Prompt
Find how many lines in the material below hold the word "time". Reply with that figure alone.
== Given records
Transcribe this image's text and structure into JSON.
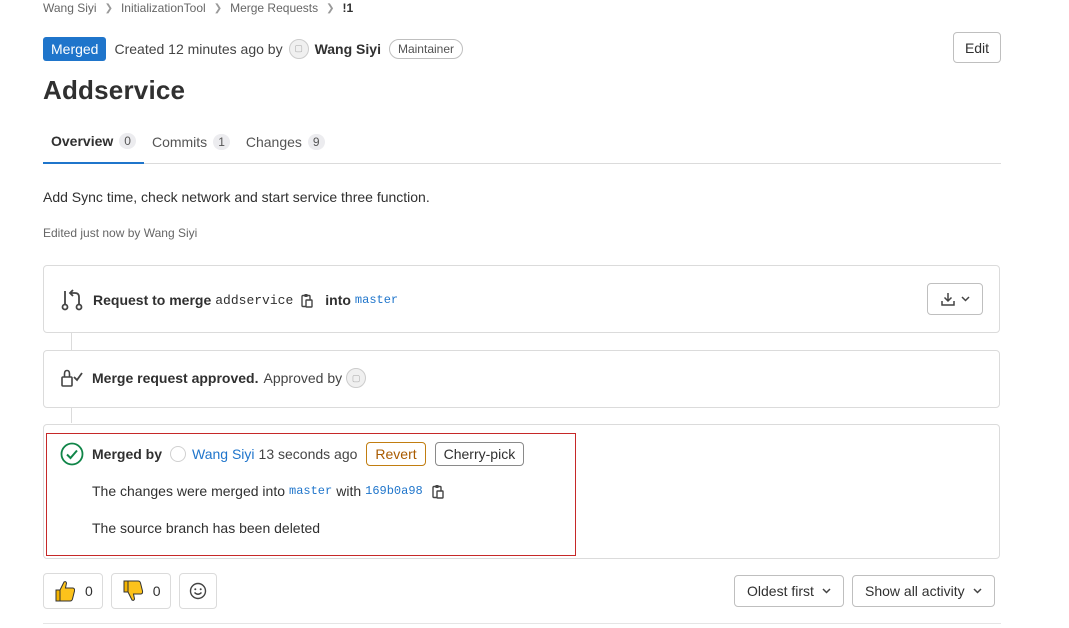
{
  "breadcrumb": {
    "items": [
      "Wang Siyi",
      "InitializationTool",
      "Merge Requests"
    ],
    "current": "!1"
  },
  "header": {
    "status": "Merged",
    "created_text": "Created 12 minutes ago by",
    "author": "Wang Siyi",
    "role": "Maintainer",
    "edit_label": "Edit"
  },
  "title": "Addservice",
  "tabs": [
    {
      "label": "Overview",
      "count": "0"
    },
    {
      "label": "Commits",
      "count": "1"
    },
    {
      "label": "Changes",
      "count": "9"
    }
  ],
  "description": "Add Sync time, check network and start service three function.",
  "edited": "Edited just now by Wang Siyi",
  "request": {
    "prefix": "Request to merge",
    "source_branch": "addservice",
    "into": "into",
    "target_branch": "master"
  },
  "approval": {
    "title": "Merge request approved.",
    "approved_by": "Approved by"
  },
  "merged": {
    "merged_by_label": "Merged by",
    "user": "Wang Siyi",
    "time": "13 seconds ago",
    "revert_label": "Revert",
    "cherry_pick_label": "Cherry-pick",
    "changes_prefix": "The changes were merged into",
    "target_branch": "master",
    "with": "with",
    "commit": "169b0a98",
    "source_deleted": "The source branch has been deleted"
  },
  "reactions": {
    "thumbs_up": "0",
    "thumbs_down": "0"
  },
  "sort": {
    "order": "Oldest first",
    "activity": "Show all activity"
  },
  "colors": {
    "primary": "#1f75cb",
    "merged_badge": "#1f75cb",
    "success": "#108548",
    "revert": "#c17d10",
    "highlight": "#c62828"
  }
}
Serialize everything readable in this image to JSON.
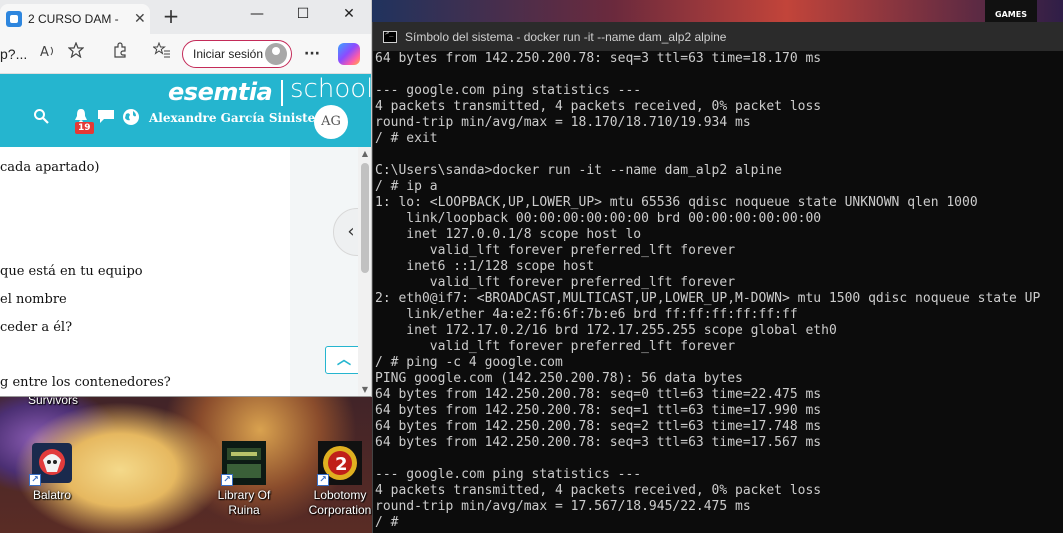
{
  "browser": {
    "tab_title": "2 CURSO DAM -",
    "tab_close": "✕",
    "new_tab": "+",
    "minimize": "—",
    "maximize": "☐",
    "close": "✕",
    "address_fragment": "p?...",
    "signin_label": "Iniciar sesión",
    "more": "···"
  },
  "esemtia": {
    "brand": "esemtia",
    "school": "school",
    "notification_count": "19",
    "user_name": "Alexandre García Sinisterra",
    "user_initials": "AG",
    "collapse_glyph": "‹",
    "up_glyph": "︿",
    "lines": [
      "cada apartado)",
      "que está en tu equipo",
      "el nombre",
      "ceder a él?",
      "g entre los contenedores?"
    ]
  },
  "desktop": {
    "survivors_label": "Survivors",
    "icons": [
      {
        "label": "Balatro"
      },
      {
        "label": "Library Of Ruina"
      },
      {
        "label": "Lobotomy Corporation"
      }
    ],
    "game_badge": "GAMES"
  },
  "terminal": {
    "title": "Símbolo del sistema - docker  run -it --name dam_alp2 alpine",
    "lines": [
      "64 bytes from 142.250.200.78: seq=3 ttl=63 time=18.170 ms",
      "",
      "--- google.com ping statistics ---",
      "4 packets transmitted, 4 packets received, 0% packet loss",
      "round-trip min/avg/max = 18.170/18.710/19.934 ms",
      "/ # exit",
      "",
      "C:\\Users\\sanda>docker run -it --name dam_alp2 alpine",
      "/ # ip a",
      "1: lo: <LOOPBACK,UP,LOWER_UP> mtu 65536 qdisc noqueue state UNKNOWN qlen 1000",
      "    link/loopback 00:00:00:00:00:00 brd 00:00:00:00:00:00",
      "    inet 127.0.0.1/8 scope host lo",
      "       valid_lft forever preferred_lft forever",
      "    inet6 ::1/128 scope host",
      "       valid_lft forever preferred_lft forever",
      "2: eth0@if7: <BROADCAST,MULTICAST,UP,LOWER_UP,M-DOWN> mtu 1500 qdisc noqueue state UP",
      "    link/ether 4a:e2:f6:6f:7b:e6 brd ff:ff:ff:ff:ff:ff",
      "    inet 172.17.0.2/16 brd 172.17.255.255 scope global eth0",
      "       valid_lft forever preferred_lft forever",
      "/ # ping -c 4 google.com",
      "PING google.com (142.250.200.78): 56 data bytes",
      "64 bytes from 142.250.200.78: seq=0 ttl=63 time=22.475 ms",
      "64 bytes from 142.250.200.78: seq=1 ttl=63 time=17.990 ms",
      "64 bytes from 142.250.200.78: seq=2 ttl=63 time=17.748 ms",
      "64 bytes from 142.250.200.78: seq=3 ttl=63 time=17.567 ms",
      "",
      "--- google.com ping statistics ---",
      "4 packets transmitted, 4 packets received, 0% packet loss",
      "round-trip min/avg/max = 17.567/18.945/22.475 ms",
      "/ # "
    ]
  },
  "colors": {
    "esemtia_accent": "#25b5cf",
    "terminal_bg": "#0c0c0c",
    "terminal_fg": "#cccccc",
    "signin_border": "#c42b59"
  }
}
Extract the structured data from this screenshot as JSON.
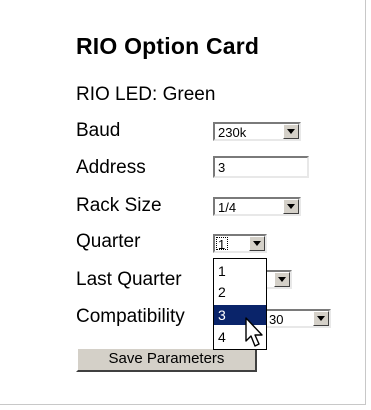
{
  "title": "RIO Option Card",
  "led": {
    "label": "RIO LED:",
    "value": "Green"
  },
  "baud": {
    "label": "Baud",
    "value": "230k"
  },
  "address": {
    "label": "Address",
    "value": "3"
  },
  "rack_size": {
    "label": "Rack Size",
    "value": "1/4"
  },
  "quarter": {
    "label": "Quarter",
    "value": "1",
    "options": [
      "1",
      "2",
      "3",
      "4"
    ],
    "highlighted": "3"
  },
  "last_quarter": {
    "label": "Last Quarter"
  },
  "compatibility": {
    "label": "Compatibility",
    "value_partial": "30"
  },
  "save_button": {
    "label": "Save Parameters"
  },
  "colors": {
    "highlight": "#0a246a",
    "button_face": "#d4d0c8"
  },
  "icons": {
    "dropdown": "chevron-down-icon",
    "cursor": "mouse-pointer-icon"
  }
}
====
Task response
7